Whether using an insulin pen or taking pills to regulate blood sugar levels, summertime is not an easy time for the diabetic. The heat affects their conditions in many ways.

Weather fronts are not much of an issue this time of the year. Heat and the danger of dehydration are. Heat induces sweating – the diabetic are more prone to excess perspiration to begin with – resulting in ion deficiency. Patients are losing more than average water through loose stool, a symptom of neuropathy, and excess urination. When blood sugar level increases above 8 mmol/l glucose enters the kidney tubules, prompting increased urination due to osmotic diuresis.
Extra caution is needed with certain anti-diabetic formulas, which reduce blood sugar levels by increasing glucose in the urine. Patients taking such formulas has to make sure that they drink plenty of water. All in all, hydration is the key issue for the diabetic in the summer heat, making up for the increased loss of water through excessive urination, loose stool and perspiration.

Good to know
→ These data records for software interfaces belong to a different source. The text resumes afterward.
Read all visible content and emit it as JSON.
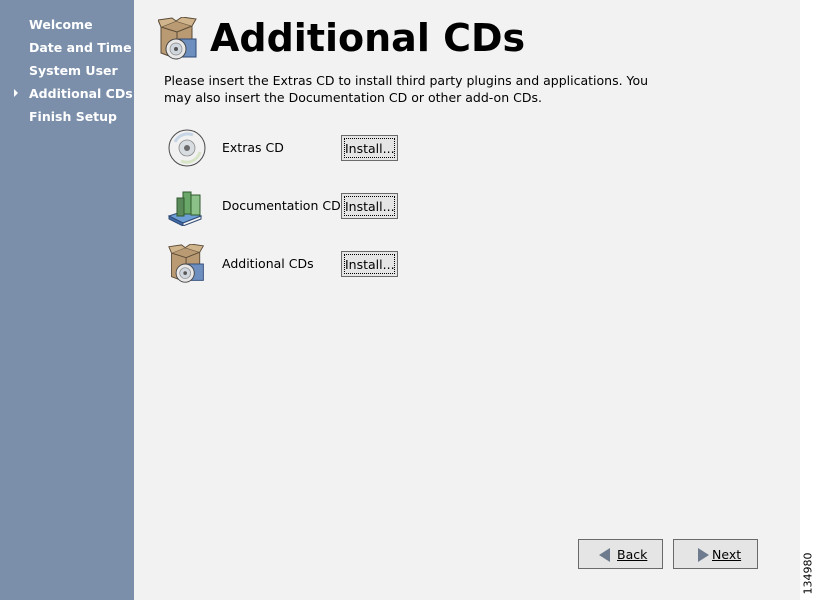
{
  "sidebar": {
    "items": [
      {
        "label": "Welcome",
        "current": false
      },
      {
        "label": "Date and Time",
        "current": false
      },
      {
        "label": "System User",
        "current": false
      },
      {
        "label": "Additional CDs",
        "current": true
      },
      {
        "label": "Finish Setup",
        "current": false
      }
    ]
  },
  "header": {
    "title": "Additional CDs",
    "icon": "box-with-cd-icon"
  },
  "main": {
    "description": "Please insert the Extras CD to install third party plugins and applications.  You may also insert the Documentation CD or other add-on CDs.",
    "cds": [
      {
        "label": "Extras CD",
        "icon": "cd-icon",
        "button": "Install..."
      },
      {
        "label": "Documentation CD",
        "icon": "books-icon",
        "button": "Install..."
      },
      {
        "label": "Additional CDs",
        "icon": "box-with-cd-icon",
        "button": "Install..."
      }
    ]
  },
  "footer": {
    "back_label": "Back",
    "next_label": "Next"
  },
  "figure_id": "134980",
  "colors": {
    "sidebar": "#7b8fab",
    "main_bg": "#f2f2f2",
    "button": "#e5e5e5"
  }
}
  •  We lose our appetite in the heat and crave for different food than in winter. Diabetic patients might need less insulin as a result. Traveling abroad and eating unfamiliar food, especially carbohydrates, call for precautions too. Check your blood sugar level more frequently when on the road.
  • Long-haul flights make things even more complicated. Flying across time zones might mean that you have to skip a jab with the pen, while flying in the other direction could call for an extra shot. Consult your doctor before venturing on a long journey.
  • Take your insulin aboard because it could easily froze in the cargo bay. Use a small thermo bag and always carry extra ammo: more than you actually need. The sugar meter is also sensitive to heat so never leave it in the car or expose to direct sunlight lest you end up with false readings.

Doctor’s order

“Your daily water ration is 2-3 litres of mineral water with normal natrium content. With perspiration we lose salt and certain heart medications are also diuretic. The combined effect is salt deficiency, the typical symptoms of which are confusion and vomiting,” explains Dr. Éva Takács internist and diabetes specialist at Dr. Rose Private Hospital. You are better off swapping around mineral water brands every six-packs, so that you sufficiently replenish all minerals.